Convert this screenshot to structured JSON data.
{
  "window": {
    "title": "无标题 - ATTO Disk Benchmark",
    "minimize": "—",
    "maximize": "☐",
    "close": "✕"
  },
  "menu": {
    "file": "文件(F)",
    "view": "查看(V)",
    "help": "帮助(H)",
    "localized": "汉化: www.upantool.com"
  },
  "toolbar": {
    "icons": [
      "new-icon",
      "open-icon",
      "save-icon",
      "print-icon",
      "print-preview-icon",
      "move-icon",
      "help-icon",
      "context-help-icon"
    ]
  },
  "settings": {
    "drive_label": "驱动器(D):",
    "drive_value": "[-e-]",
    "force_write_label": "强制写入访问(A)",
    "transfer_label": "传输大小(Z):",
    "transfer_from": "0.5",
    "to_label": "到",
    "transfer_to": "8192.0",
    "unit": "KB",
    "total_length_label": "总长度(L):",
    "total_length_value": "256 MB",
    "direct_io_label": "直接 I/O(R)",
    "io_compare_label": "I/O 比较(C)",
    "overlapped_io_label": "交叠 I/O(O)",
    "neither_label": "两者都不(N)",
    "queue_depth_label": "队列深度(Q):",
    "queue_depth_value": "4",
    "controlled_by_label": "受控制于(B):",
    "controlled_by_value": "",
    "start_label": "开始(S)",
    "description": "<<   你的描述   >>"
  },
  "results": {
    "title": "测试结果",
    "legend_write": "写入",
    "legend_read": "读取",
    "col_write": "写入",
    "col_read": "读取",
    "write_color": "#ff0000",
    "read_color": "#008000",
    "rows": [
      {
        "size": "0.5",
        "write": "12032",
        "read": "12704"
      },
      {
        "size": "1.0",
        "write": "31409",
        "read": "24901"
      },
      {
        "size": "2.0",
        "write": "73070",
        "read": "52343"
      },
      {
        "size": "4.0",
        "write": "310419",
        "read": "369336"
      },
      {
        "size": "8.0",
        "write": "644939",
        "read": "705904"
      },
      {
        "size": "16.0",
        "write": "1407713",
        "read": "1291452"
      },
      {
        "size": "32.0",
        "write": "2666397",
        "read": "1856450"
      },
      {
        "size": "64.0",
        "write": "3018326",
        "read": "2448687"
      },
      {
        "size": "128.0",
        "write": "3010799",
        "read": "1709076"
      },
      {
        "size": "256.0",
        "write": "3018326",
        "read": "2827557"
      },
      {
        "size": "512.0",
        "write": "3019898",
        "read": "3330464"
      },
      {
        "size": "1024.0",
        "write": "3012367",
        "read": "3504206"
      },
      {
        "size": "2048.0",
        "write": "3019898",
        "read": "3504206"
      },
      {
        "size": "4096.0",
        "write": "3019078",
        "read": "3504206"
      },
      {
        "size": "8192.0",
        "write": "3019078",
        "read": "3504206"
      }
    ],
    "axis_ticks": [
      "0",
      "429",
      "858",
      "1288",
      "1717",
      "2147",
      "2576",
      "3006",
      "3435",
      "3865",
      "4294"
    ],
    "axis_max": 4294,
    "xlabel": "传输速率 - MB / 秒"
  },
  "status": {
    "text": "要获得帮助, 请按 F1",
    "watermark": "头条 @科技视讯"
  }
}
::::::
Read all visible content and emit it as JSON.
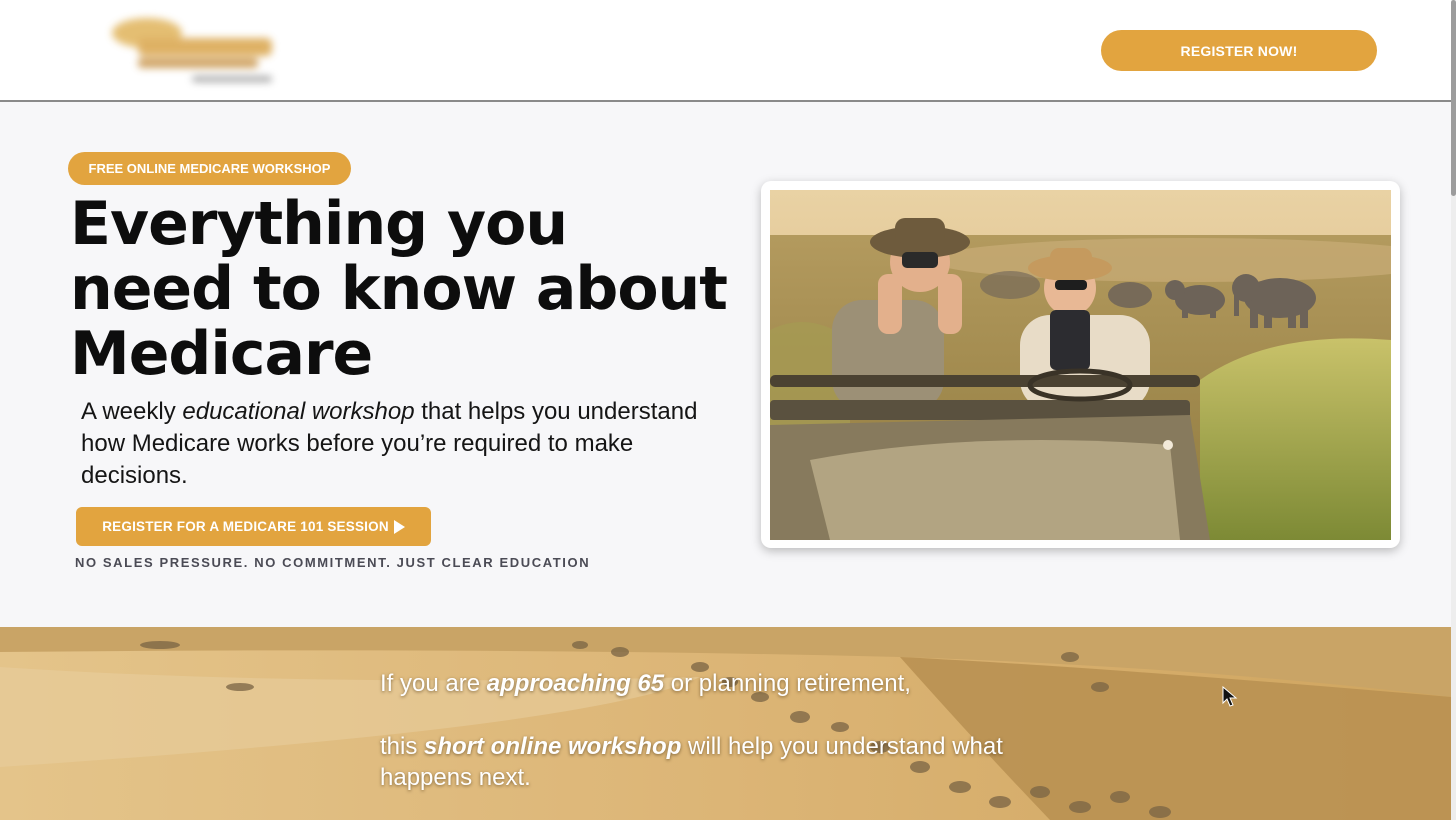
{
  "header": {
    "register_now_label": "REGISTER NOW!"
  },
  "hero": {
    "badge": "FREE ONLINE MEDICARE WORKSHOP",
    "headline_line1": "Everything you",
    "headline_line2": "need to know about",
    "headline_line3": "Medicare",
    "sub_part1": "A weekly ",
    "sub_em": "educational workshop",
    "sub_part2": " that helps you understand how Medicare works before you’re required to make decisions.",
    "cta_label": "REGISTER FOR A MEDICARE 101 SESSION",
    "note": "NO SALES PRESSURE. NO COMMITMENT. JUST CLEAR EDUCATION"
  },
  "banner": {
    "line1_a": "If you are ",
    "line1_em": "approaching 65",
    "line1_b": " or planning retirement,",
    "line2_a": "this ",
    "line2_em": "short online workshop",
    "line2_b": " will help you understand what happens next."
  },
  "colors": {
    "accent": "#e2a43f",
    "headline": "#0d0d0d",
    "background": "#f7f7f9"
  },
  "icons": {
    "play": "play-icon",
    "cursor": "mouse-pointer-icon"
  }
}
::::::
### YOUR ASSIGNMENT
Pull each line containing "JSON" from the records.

### RESULT
Convert this screenshot to structured JSON data.
Read all visible content and emit it as JSON.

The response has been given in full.